Texas Governor Greg Abbott and Florida Governor Ron DeSantis are continuing their political stunt of shipping busloads of migrants to blue states, but the blue states like California have largely been taking them (though there is a growing crisis with mostly Venezuelan migrants in New York City).
There has been political pushback here over these governors' treatment of the migrants. California Attorney General Rob Bonta is investigating the possibly shady circumstances of the transport, in which the immigrants have allegedly been deceived or not told where they’re going, and he's called the practice “state-sanctioned kidnapping.”
This past weekend, San Jose got its first busload from Texas, according to KTVU. That station describes the bus as bringing “more than two-dozen migrants seeking asylum in the United States,” and notes that they originated in El Paso.
"Migrants were previously detained in El Paso, Texas and were put on a bus with a choice of Colorado or California. And those that chose California were dropped in Downtown San Jose," Santa Clara County Office of Immigrant Relations manager Aundraya Martinez, told KTVU.
The East San Jose arrivals include seven adults and five children, and several Santa Clara County nonprofits are accommodating them with food, clothing, medical services, and temporary shelter.
It’s the first such busload to arrive in San Jose, but the city anticipated this by forming a Welcoming Migrants Plan.

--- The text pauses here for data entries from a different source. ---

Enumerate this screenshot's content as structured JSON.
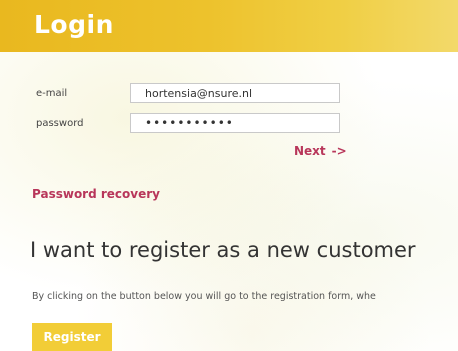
{
  "header": {
    "title": "Login"
  },
  "form": {
    "email_label": "e-mail",
    "email_value": "hortensia@nsure.nl",
    "password_label": "password",
    "password_value": "•••••••••••",
    "next_label": "Next",
    "next_arrow": "->",
    "recovery_label": "Password recovery"
  },
  "register": {
    "heading": "I want to register as a new customer",
    "description": "By clicking on the button below you will go to the registration form, whe",
    "button_label": "Register"
  },
  "colors": {
    "header_yellow": "#edc22c",
    "link_red": "#b8365a",
    "button_yellow": "#f2cd37"
  }
}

KGO identifies two of the nonprofits providing services as the Amigos de Guadalupe Center and Ayudando Latinos A Soñar (ALAS).
"Santa Clara County is proud to be a sanctuary county. And we are committed to supporting all members of our community, regardless of status," Martinez added to KTVU.
Regardless, ALAS executive director Belinda Hernandez Arriaga says they’re committed to providing the new arrivals with help and services.
"You know when you see it on the news, you just see a group, but when you're with them individually you see that mom, you see that dad, that child, that aunt, that grandparent just like you — just like me," Arriaga told KGO.
Image: Immigrants who have illegally crossed into the US and caught by authorities, have had shoe laces removed before they are released as they await deportation at the McAllen, Texas bus station on June 23rd, 2014 (Photo by Robert Daemmrich Photography Inc/Corbis via Getty Images)